8vo (161 x 96 mm). , 136 pp. Woodcut title vignette, tailpieces, and initials, woodcut and typographic headpieces. Printing flaw, p. 123 (2 words covered in the press); slight soiling to title, a few small marginal stains. Contemporary acid-stained calf, smooth spine gold-tooled, edges stained red, marbled endpapers (extremities rubbed).***
First? Edition of a rare collection of anagrammatic, devotional and occasionally macabre poetry. This is one of two editions or issues, both from 1646, of unknown priority. Chevillard was a canon of the church of Sainte-Croix in Orléans and later of the church of Saint-Germain in the same city. His little-known poems range from exceptionally good to outstanding (even Hoefer noted some “sparks of genius”).
As remarked by Hoefer, it was bad luck to be born with the name Chevillard: the poet’s friends couldn’t get enough of anagramming his name, as they demonstrate here in eleven preliminary dedicatory verses, including one on the daring anagram Celuy-là fait Ronsard, by one Lucas. These are followed by 34 pages of Latin religious poems by Chevillard, each in a different meter: a poem to the Virgin in heroic verse, to St. Nicholas in Sapphic verse, to St. Francis in choriambs, etc. Next are a dozen religious poems in French, with varied and original contents, including a poem on the circumcision, on the flight into Egypt, on St. John in the desert, on Jesus obedient to his parents (a reflection on how a carpenter’s son must have felt being the embodiment of the divinity), on the Massacre of the Innocents (a character study of Herod), a lyrical invitation to every part of the universe to praise God (ending with man: “toi composé d’or et de fange / Corps d’animal, esprit d’un Ange, / Ouvrage vil et précieux”...), a panegyric addressed to the Cross, and a slightly jarring Rondeau sur le Crucifix, in 3 quatrains with the capitalized refrain JE VEUX MOURIR.

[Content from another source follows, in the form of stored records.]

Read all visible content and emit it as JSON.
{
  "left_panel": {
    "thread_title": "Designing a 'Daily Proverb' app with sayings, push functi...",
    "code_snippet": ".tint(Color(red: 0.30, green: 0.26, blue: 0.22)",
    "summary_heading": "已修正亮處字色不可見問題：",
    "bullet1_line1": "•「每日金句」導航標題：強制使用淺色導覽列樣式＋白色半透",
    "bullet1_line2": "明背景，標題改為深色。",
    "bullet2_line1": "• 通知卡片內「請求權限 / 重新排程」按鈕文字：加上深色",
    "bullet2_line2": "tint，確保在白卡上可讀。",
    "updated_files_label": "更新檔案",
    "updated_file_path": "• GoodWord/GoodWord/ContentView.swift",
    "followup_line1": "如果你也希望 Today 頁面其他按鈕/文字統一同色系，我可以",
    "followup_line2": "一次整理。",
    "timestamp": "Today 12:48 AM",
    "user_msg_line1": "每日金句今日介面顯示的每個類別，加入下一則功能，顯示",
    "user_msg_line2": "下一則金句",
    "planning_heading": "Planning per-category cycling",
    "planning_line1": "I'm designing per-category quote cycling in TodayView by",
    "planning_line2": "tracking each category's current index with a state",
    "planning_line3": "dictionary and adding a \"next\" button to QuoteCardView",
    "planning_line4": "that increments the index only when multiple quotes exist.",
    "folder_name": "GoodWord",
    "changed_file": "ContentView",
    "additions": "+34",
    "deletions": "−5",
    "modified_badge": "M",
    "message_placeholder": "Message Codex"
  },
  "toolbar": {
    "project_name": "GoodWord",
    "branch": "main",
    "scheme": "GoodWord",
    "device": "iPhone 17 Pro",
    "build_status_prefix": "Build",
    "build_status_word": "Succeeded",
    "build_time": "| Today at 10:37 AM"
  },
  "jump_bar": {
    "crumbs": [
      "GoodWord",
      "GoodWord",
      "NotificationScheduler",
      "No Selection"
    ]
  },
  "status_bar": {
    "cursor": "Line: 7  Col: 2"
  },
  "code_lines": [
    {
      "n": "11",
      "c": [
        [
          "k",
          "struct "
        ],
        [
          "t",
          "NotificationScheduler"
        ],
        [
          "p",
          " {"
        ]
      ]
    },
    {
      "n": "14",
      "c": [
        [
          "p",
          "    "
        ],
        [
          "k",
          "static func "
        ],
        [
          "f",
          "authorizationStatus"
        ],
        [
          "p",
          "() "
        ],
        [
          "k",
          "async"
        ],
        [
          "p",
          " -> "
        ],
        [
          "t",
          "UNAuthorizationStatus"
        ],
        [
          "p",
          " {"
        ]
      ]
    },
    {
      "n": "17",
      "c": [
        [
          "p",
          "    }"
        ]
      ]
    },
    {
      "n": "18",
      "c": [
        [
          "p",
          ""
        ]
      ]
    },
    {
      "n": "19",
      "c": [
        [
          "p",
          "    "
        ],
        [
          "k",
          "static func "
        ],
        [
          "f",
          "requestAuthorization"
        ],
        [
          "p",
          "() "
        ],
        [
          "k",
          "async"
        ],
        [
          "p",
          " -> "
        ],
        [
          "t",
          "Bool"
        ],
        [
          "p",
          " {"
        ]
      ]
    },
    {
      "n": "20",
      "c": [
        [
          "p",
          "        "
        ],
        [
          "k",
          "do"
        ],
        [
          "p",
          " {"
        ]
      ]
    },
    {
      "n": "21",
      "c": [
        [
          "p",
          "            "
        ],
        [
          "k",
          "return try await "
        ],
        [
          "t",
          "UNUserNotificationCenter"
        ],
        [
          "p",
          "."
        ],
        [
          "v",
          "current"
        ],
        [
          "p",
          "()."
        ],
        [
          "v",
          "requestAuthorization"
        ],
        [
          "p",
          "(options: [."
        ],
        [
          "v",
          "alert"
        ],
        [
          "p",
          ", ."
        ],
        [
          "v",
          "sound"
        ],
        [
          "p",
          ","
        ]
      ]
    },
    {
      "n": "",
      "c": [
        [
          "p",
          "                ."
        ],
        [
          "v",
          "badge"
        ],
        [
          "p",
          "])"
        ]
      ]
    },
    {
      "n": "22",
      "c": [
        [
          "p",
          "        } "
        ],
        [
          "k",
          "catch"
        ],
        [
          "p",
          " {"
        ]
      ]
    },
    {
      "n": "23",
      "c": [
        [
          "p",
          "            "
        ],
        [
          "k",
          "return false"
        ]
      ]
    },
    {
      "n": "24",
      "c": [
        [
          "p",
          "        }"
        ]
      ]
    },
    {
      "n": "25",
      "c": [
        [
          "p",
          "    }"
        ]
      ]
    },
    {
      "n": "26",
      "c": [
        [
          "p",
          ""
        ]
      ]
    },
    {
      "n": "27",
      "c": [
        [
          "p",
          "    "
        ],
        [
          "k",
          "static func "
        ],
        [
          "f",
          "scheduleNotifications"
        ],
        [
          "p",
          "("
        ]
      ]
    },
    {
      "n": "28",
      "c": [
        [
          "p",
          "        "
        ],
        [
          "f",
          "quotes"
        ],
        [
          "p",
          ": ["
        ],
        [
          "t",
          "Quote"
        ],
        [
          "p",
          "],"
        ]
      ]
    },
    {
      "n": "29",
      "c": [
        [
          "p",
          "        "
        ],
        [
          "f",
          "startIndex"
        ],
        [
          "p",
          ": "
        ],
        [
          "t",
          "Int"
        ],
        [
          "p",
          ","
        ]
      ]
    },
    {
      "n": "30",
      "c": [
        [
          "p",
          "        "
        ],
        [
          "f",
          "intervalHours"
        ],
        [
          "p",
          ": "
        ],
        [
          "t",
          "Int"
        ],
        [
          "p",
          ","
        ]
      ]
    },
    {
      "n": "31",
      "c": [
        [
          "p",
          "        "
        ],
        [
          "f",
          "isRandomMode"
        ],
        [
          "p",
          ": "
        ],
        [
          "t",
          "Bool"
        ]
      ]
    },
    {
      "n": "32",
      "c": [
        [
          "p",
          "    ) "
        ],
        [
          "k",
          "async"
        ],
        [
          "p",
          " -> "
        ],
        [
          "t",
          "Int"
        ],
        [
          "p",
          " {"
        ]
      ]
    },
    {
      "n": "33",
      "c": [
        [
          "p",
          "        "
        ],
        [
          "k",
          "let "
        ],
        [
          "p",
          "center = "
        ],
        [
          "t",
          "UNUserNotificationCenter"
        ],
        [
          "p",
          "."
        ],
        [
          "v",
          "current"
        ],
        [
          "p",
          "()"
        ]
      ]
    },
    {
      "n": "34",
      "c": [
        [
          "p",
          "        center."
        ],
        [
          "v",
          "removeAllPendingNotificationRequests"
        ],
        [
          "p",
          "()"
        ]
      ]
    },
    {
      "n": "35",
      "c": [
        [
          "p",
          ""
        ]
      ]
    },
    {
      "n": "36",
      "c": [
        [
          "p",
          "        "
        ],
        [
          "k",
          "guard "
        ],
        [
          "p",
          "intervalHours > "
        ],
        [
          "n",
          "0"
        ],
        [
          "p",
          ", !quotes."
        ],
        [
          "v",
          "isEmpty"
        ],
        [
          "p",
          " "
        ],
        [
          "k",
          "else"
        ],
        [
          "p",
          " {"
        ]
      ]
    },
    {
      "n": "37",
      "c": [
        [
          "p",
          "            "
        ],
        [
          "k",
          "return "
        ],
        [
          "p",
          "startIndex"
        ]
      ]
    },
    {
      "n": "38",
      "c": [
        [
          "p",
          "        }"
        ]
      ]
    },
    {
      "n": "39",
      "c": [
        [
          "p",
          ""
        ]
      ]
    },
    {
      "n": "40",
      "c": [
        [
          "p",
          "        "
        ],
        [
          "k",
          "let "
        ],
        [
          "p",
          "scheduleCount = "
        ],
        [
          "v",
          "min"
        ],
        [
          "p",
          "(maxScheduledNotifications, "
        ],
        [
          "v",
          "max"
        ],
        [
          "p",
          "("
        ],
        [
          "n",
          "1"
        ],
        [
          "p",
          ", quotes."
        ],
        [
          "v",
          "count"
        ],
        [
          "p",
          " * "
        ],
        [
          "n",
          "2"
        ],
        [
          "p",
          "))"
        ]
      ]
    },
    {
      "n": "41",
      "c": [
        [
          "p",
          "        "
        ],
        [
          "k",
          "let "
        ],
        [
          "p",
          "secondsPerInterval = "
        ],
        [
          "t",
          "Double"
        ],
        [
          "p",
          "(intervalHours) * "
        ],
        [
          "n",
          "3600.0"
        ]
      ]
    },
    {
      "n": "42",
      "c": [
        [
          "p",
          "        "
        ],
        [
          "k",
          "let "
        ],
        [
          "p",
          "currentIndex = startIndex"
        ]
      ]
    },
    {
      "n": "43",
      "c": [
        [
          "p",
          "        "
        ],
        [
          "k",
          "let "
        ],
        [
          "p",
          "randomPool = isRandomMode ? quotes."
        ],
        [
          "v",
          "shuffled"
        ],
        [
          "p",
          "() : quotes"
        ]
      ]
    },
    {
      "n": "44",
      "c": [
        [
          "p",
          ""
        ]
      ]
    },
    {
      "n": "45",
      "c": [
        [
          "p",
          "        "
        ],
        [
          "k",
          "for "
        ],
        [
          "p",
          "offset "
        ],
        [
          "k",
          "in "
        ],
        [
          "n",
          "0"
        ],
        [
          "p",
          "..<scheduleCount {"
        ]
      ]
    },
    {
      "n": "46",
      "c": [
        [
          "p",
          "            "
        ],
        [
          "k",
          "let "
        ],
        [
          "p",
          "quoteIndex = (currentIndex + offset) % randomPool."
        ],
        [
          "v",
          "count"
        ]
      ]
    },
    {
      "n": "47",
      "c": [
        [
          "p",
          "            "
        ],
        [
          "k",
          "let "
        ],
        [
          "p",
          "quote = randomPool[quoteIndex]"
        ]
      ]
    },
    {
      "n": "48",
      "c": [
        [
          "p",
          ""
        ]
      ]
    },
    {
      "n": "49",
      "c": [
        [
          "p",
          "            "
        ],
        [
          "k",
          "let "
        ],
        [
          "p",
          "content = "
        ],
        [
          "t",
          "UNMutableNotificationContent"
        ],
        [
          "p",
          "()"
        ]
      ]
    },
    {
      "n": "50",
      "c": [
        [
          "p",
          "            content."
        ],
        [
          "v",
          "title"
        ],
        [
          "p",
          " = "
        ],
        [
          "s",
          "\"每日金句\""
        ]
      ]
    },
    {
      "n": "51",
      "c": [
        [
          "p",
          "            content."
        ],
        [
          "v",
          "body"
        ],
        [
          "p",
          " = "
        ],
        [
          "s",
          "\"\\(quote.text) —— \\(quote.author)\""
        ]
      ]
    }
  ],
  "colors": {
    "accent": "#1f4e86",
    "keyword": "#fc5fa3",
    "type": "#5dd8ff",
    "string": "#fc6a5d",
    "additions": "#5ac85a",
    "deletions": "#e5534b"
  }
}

The last section contains 65 poems, mostly anagrammatic verses on the names of fellow church dignitaries and local notables, some written for specific occasions; these are the “speaking portraits" of the title. The poet’s inventive verve is spirited and varied.
In the final poem he returns to the theme of death. “Plainte d’un melancolique” is an eloquent croak of gloom, in which the poet accurately portrays depression and its manifestations - lack of appetite, disgust with all things human, fascination with cemeteries, etc.
The manuscript correction of the imprint to 1646 appears to be accurate, as Hotot was not yet active in 1641; his father Gilles I Hotot, had died in 1632, and his mother’s name as veuve appeared on their imprints until 1642, when he reached adulthood. USTC and OCLC locate one other copy with the Hotot imprint, at Orléans (pagination not given); two copies with the same pagination but the imprint of the Orléans printer Claude Verjon, at Harvard and Oxford; and two copies with the Verjon imprint, each with a different number of preliminary leaves, and with additional engraved plates (BnF and Orléans).
USTC 6809997; Cioranescu 19187 (no printer given, 1646); Herluison, Recherches sur les imprimeurs & libraires d'Orléans (Orléans, 1868), p. 58, no. 212 (1646); cf. Hoefer, Nouvelle Biographie Générale 10: 272-3. Item #4240